◆ Your goal
Which lines in the data below contain the string "name"? Show each one.

━━━━━━

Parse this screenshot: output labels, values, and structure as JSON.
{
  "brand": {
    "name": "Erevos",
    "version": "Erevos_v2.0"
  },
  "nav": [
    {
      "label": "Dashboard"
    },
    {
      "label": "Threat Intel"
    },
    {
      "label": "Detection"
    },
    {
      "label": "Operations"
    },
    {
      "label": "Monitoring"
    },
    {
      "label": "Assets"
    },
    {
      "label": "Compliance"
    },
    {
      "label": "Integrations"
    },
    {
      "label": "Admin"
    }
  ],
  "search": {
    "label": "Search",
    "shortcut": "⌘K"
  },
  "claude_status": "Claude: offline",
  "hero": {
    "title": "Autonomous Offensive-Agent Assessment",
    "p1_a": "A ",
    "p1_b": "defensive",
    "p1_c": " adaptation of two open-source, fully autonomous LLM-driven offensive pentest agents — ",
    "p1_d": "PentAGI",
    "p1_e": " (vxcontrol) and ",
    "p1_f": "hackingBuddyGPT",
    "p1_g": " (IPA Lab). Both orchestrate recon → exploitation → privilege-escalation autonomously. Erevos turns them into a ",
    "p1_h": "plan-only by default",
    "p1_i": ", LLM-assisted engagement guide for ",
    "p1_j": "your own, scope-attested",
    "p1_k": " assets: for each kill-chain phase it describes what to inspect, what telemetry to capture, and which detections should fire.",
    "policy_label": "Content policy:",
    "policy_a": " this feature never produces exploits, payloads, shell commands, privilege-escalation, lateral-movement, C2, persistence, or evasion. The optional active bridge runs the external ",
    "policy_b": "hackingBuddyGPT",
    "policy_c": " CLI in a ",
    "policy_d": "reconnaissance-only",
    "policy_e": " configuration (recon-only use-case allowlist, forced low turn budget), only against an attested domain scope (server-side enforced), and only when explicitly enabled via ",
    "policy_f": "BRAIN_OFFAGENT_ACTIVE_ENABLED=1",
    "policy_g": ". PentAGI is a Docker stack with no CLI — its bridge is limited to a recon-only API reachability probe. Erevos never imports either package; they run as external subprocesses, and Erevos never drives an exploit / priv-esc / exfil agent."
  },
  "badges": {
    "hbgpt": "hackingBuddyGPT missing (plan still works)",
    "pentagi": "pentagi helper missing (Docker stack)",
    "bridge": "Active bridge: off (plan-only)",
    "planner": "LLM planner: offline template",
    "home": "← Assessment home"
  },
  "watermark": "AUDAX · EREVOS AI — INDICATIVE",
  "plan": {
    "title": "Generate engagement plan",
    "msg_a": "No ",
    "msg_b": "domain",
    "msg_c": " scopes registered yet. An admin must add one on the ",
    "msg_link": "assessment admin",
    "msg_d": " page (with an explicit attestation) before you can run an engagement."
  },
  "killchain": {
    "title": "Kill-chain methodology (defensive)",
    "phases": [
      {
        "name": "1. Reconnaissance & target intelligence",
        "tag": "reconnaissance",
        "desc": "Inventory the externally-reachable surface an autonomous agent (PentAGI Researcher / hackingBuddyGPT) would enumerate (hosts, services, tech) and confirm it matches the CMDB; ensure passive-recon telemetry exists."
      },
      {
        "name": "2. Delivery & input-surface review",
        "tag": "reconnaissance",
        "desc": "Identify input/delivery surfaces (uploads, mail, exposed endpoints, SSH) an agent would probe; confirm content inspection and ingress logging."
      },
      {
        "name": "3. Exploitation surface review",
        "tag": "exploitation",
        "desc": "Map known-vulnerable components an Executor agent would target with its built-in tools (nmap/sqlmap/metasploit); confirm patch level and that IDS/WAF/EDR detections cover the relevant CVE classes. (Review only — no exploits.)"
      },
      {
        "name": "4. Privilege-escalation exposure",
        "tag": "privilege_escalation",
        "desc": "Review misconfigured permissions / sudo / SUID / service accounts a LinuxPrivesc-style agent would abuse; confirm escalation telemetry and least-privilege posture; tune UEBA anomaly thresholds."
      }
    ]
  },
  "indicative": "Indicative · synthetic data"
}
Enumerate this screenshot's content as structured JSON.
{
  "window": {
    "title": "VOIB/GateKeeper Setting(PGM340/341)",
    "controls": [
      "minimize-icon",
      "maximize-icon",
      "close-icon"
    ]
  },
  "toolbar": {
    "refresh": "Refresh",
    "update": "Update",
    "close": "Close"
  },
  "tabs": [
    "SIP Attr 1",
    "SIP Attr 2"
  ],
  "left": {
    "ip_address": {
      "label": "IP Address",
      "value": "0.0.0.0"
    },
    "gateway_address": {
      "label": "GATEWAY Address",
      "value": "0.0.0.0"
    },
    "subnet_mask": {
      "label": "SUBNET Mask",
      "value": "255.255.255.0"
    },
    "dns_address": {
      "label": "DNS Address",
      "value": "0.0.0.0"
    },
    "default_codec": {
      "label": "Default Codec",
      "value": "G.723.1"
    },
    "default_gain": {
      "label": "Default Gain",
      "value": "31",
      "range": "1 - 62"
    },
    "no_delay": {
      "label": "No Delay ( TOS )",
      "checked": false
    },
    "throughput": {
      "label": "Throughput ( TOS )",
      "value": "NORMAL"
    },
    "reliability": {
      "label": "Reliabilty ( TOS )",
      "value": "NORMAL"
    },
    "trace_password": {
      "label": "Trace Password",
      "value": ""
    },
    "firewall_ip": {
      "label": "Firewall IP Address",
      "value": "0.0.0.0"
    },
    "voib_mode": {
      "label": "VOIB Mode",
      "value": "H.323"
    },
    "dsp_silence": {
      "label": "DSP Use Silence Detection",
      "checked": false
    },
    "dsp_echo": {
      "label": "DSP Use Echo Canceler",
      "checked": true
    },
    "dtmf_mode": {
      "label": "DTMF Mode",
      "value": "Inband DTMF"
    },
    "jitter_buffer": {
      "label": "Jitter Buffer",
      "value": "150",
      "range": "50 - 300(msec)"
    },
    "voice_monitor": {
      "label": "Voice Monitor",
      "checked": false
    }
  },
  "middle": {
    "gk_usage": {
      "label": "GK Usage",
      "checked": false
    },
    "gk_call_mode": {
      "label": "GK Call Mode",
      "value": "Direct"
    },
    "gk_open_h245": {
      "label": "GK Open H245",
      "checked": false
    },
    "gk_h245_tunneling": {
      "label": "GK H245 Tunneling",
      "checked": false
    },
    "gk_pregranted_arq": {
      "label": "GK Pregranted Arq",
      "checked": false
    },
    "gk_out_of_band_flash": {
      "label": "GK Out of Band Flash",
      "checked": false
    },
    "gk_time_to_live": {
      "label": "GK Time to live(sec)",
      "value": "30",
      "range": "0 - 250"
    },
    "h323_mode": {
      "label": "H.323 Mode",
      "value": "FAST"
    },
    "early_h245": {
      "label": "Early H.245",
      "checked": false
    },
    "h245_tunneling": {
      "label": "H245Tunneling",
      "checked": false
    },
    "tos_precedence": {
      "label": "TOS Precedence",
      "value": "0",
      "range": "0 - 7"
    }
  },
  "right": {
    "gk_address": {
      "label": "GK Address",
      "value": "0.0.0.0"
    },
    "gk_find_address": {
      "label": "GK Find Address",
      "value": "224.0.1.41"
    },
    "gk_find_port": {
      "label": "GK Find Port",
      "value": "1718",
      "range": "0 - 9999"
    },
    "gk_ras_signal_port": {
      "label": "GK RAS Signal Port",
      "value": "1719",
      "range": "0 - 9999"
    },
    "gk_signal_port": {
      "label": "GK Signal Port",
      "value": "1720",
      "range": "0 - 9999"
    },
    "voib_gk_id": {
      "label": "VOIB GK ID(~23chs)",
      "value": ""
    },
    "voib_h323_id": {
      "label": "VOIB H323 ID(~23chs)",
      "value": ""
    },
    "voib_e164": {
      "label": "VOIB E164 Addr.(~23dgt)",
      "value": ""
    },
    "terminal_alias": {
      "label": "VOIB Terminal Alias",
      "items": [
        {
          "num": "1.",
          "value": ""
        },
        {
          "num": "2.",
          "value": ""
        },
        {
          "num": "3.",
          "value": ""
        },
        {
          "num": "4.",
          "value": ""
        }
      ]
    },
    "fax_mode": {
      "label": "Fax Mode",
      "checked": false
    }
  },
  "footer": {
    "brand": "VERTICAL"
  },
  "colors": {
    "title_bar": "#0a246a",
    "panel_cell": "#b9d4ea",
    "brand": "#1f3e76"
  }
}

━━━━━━

◆ Written reply
    "name": "Erevos",
        "name": "1. Reconnaissance & target intelligence",
        "name": "2. Delivery & input-surface review",
        "name": "3. Exploitation surface review",
        "name": "4. Privilege-escalation exposure",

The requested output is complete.